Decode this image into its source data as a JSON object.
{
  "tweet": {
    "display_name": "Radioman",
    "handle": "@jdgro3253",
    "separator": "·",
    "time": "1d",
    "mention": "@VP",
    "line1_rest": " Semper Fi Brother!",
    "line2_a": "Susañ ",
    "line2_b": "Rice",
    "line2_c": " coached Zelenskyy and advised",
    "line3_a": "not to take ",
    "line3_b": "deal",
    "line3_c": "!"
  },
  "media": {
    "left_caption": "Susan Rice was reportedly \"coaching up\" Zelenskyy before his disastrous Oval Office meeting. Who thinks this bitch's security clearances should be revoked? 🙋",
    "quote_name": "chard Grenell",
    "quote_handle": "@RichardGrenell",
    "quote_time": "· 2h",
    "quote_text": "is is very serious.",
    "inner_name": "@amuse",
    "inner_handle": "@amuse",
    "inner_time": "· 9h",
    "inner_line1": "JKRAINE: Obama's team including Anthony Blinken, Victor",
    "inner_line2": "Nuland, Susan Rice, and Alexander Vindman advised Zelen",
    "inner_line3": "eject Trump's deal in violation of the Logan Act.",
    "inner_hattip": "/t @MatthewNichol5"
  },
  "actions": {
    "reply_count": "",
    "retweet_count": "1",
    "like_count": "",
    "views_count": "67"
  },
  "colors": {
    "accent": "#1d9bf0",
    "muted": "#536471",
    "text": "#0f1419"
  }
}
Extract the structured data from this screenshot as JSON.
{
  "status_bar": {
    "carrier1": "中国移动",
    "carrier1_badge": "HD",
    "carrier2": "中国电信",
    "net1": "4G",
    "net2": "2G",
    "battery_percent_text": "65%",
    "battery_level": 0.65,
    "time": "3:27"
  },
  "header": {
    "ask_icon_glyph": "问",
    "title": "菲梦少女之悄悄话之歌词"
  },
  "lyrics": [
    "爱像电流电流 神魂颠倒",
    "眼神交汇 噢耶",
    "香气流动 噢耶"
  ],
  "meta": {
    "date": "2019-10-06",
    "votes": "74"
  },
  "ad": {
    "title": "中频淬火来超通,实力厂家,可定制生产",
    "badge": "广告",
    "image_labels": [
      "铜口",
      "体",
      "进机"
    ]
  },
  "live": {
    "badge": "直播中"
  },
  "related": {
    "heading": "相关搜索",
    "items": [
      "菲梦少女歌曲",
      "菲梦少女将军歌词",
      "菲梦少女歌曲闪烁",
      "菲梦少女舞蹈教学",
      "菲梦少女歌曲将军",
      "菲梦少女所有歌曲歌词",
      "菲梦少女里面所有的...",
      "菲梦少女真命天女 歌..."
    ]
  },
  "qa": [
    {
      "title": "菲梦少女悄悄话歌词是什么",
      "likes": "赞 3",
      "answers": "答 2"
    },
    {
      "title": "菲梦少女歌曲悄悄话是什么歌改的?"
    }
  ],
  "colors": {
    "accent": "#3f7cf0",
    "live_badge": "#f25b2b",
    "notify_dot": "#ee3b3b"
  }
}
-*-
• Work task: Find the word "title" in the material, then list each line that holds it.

• Written solution:
    "title": "菲梦少女之悄悄话之歌词"
    "title": "中频淬火来超通,实力厂家,可定制生产",
      "title": "菲梦少女悄悄话歌词是什么",
      "title": "菲梦少女歌曲悄悄话是什么歌改的?"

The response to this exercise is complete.